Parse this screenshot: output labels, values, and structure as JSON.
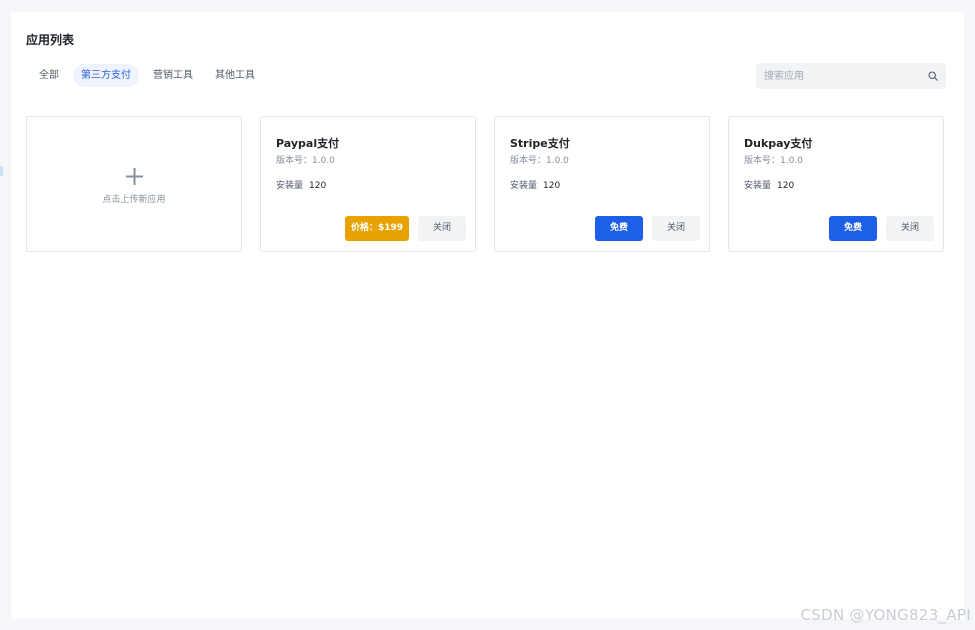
{
  "page": {
    "title": "应用列表"
  },
  "tabs": [
    {
      "label": "全部",
      "active": false
    },
    {
      "label": "第三方支付",
      "active": true
    },
    {
      "label": "营销工具",
      "active": false
    },
    {
      "label": "其他工具",
      "active": false
    }
  ],
  "search": {
    "placeholder": "搜索应用",
    "value": "",
    "icon": "search-icon"
  },
  "upload": {
    "icon": "plus-icon",
    "label": "点击上传新应用"
  },
  "apps": [
    {
      "name": "Paypal支付",
      "version": "版本号：1.0.0",
      "install_label": "安装量",
      "install_count": "120",
      "primary_button": "价格：$199",
      "close_button": "关闭"
    },
    {
      "name": "Stripe支付",
      "version": "版本号：1.0.0",
      "install_label": "安装量",
      "install_count": "120",
      "primary_button": "免费",
      "close_button": "关闭"
    },
    {
      "name": "Dukpay支付",
      "version": "版本号：1.0.0",
      "install_label": "安装量",
      "install_count": "120",
      "primary_button": "免费",
      "close_button": "关闭"
    }
  ],
  "colors": {
    "accent": "#1e5fe8",
    "price": "#e8a302",
    "active_tab_bg": "#eef3fd",
    "active_tab_text": "#2b5fd9"
  },
  "watermark": "CSDN @YONG823_API"
}
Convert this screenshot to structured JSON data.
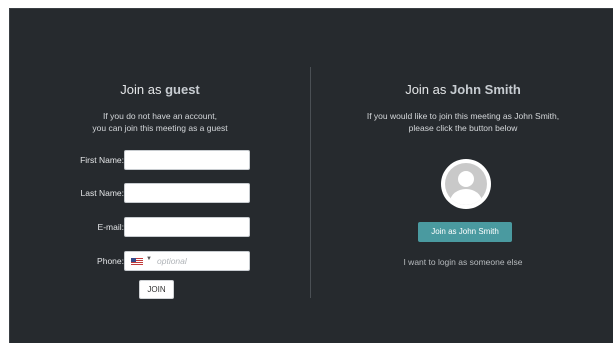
{
  "guest": {
    "title_prefix": "Join as",
    "title_accent": "guest",
    "desc_line1": "If you do not have an account,",
    "desc_line2": "you can join this meeting as a guest",
    "first_name_label": "First Name:",
    "last_name_label": "Last Name:",
    "email_label": "E-mail:",
    "phone_label": "Phone:",
    "phone_placeholder": "optional",
    "join_label": "JOIN"
  },
  "user": {
    "title_prefix": "Join as",
    "title_accent": "John Smith",
    "desc_line1": "If you would like to join this meeting as John Smith,",
    "desc_line2": "please click the button below",
    "join_button_label": "Join as John Smith",
    "alt_link": "I want to login as someone else"
  },
  "colors": {
    "background": "#262a2e",
    "accent_button": "#4a9aa0"
  },
  "icons": {
    "avatar": "default-user-avatar-icon",
    "flag": "us-flag-icon",
    "caret": "caret-down-icon"
  }
}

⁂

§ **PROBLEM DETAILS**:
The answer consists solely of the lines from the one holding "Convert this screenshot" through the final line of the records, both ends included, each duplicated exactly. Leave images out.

§ **SOLUTION TO THIS TASK**:
Convert this screenshot to structured JSON data.
{
  "guest": {
    "title_prefix": "Join as",
    "title_accent": "guest",
    "desc_line1": "If you do not have an account,",
    "desc_line2": "you can join this meeting as a guest",
    "first_name_label": "First Name:",
    "last_name_label": "Last Name:",
    "email_label": "E-mail:",
    "phone_label": "Phone:",
    "phone_placeholder": "optional",
    "join_label": "JOIN"
  },
  "user": {
    "title_prefix": "Join as",
    "title_accent": "John Smith",
    "desc_line1": "If you would like to join this meeting as John Smith,",
    "desc_line2": "please click the button below",
    "join_button_label": "Join as John Smith",
    "alt_link": "I want to login as someone else"
  },
  "colors": {
    "background": "#262a2e",
    "accent_button": "#4a9aa0"
  },
  "icons": {
    "avatar": "default-user-avatar-icon",
    "flag": "us-flag-icon",
    "caret": "caret-down-icon"
  }
}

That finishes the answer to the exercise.